┏━━
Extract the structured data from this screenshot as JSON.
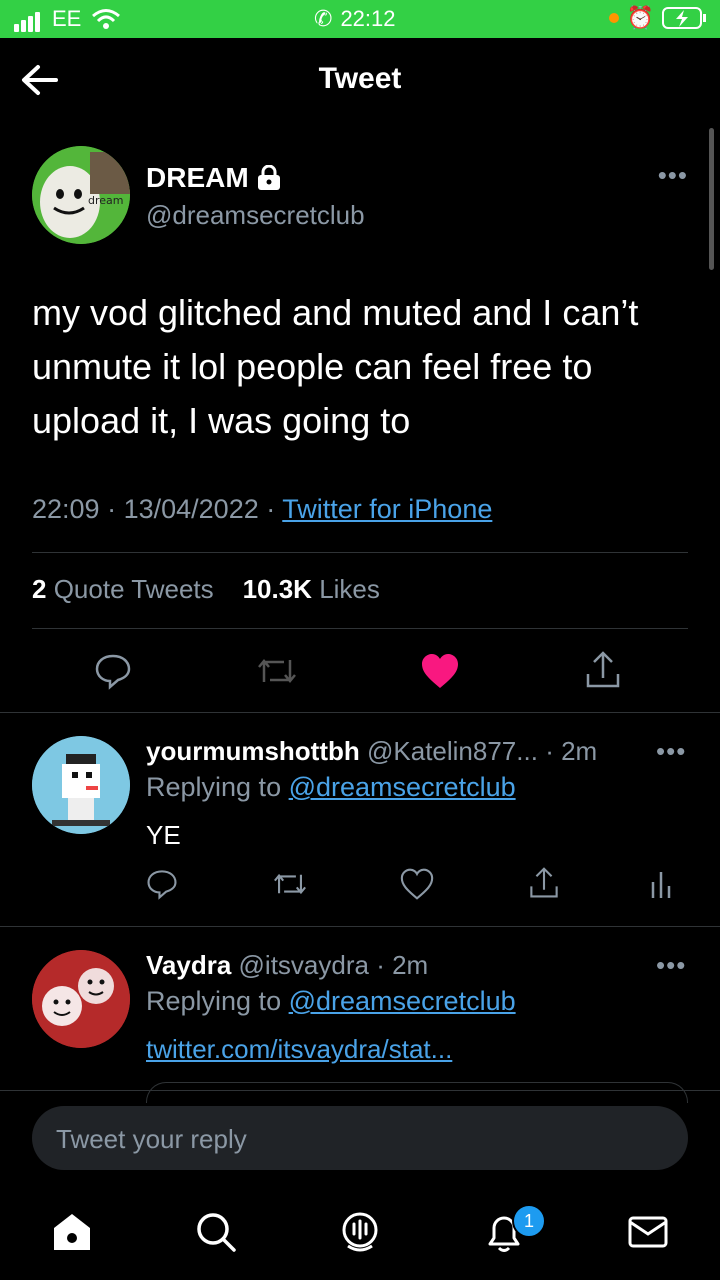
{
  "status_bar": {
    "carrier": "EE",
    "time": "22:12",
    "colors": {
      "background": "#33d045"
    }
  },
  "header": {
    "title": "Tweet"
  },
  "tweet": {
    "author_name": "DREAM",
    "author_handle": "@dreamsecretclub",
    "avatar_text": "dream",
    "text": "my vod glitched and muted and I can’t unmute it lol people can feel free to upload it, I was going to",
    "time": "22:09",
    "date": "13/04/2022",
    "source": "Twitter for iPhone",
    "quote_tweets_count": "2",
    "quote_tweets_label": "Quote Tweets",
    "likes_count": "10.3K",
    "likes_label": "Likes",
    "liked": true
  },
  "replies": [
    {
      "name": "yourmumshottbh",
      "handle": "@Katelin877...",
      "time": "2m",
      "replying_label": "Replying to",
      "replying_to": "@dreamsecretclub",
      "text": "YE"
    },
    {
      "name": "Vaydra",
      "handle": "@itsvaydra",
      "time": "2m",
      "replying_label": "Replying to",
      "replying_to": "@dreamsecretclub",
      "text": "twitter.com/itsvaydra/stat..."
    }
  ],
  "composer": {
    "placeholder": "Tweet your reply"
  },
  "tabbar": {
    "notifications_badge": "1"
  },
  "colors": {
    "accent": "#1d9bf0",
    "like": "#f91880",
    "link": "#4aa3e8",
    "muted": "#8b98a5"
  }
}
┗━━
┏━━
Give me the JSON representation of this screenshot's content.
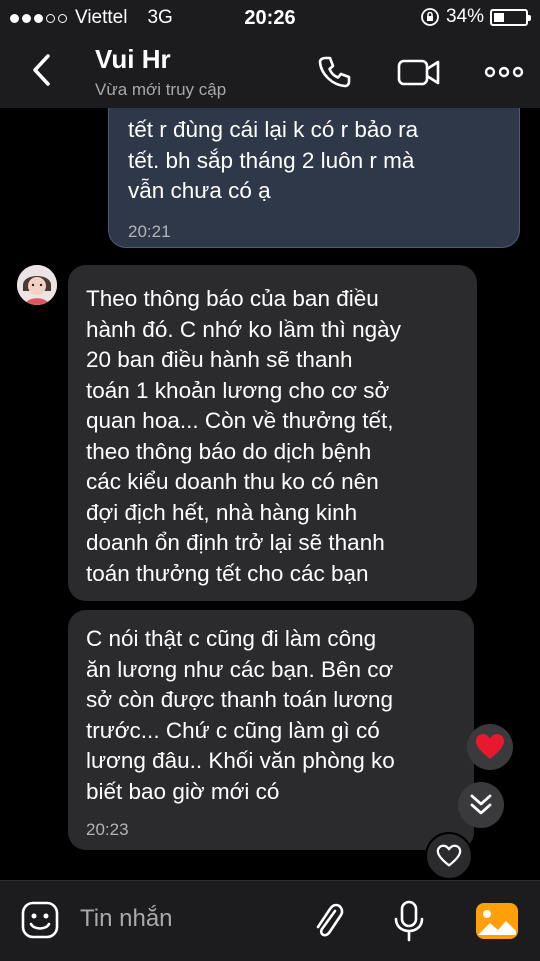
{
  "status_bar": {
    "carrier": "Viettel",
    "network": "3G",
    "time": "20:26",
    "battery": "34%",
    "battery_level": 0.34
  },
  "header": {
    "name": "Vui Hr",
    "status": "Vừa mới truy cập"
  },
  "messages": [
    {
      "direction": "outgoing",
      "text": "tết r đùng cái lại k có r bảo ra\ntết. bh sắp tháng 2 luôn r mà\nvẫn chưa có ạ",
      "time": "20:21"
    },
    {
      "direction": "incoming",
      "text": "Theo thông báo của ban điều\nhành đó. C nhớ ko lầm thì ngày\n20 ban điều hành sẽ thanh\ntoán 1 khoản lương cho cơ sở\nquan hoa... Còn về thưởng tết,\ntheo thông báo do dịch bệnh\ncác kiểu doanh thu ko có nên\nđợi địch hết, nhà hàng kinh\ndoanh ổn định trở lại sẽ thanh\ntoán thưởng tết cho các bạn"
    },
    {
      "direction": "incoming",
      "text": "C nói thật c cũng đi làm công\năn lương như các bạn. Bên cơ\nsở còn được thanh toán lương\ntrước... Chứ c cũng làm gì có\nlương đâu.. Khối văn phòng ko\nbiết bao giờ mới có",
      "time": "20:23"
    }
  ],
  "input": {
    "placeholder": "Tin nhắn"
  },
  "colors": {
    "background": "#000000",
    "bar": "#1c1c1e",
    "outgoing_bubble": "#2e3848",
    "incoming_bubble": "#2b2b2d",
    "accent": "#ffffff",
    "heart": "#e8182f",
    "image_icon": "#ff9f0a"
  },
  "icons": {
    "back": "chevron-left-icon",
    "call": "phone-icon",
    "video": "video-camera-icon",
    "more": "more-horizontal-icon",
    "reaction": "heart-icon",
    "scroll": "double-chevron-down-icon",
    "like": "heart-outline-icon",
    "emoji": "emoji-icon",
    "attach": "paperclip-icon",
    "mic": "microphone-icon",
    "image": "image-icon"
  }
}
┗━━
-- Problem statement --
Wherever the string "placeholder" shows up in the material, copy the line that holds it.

-- Solution for this task --
    "placeholder": "Tweet your reply"
    "placeholder": "Tin nhắn"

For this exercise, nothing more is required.